(Dataset rows describing interfaces)
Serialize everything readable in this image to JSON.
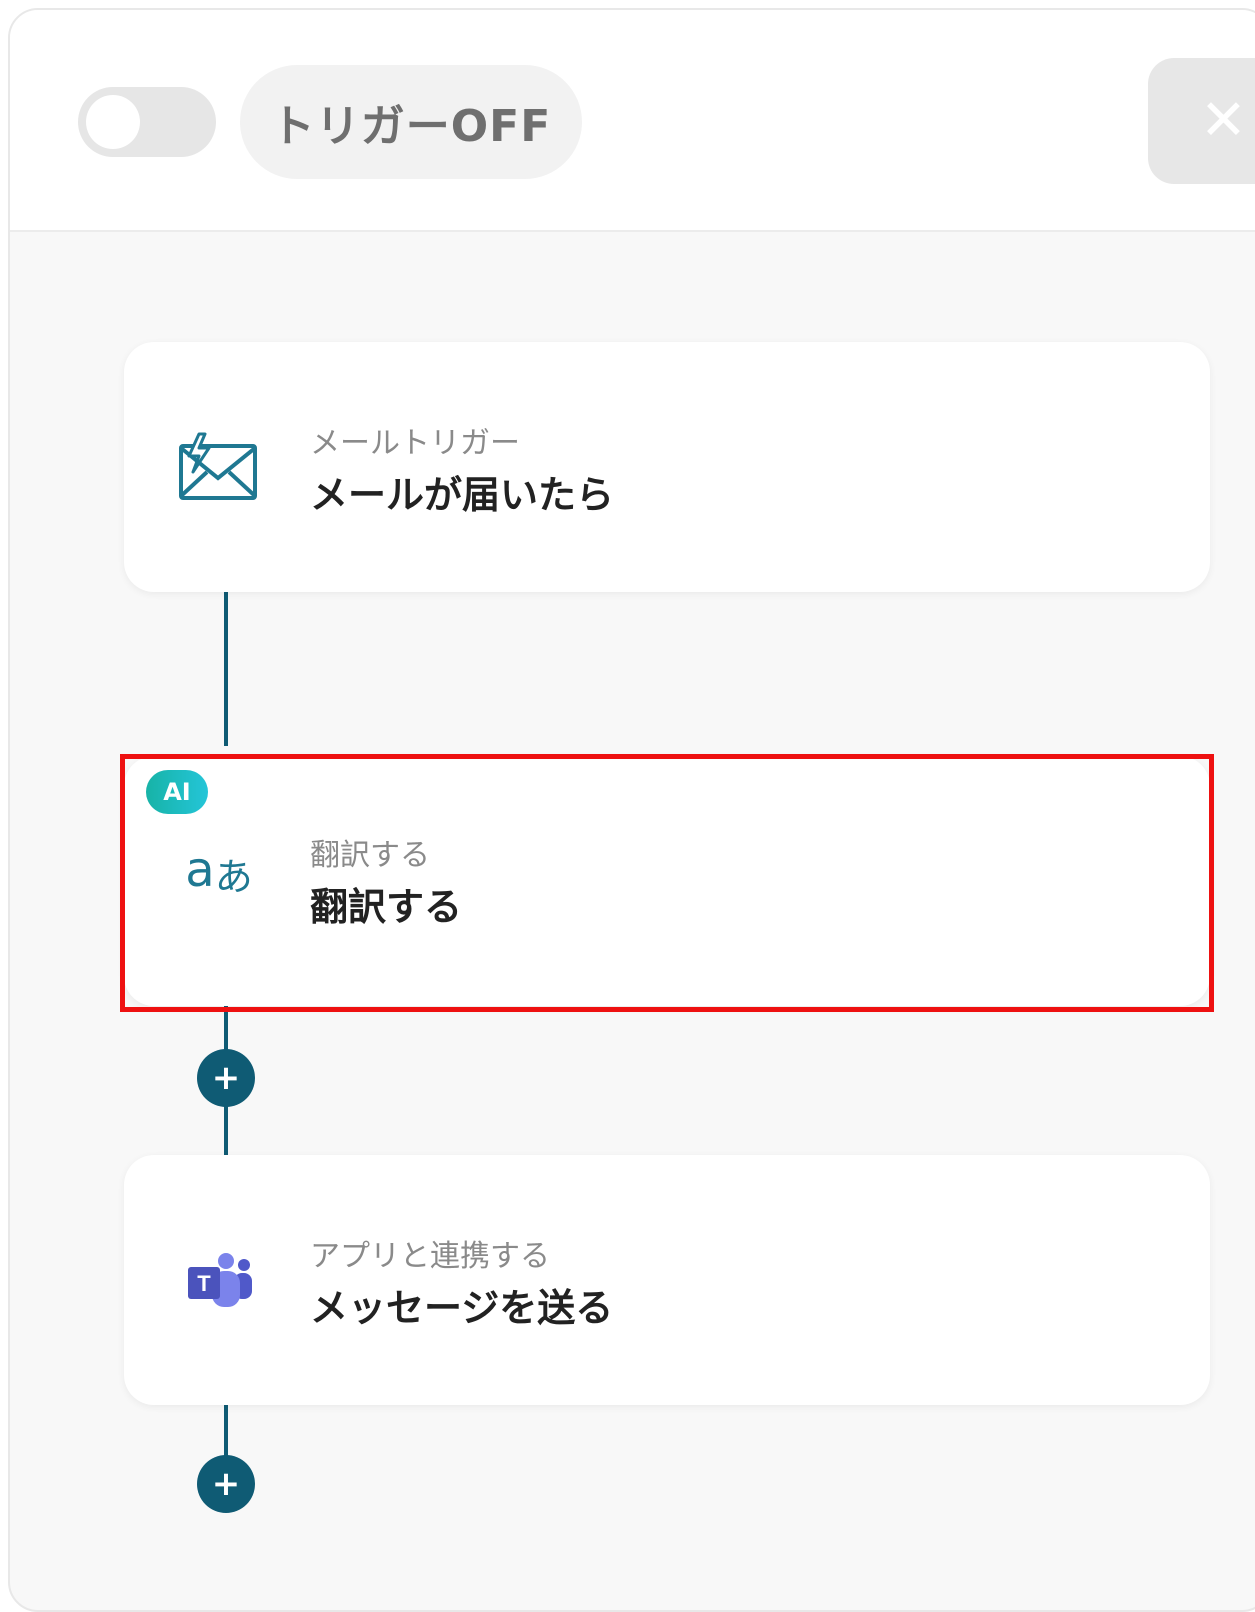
{
  "header": {
    "toggle_state": "off",
    "trigger_status": "トリガーOFF"
  },
  "steps": [
    {
      "label": "メールトリガー",
      "title": "メールが届いたら",
      "icon": "mail-trigger-icon"
    },
    {
      "label": "翻訳する",
      "title": "翻訳する",
      "icon": "translate-icon",
      "badge": "AI"
    },
    {
      "label": "アプリと連携する",
      "title": "メッセージを送る",
      "icon": "microsoft-teams-icon"
    }
  ],
  "colors": {
    "accent": "#0f5b74",
    "highlight": "#ee1111",
    "ai_badge": "#1bbcc0"
  }
}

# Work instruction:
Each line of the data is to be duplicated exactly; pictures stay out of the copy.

# Your solution:
Serialize everything readable in this image to JSON.
{
  "header": {
    "toggle_state": "off",
    "trigger_status": "トリガーOFF"
  },
  "steps": [
    {
      "label": "メールトリガー",
      "title": "メールが届いたら",
      "icon": "mail-trigger-icon"
    },
    {
      "label": "翻訳する",
      "title": "翻訳する",
      "icon": "translate-icon",
      "badge": "AI"
    },
    {
      "label": "アプリと連携する",
      "title": "メッセージを送る",
      "icon": "microsoft-teams-icon"
    }
  ],
  "colors": {
    "accent": "#0f5b74",
    "highlight": "#ee1111",
    "ai_badge": "#1bbcc0"
  }
}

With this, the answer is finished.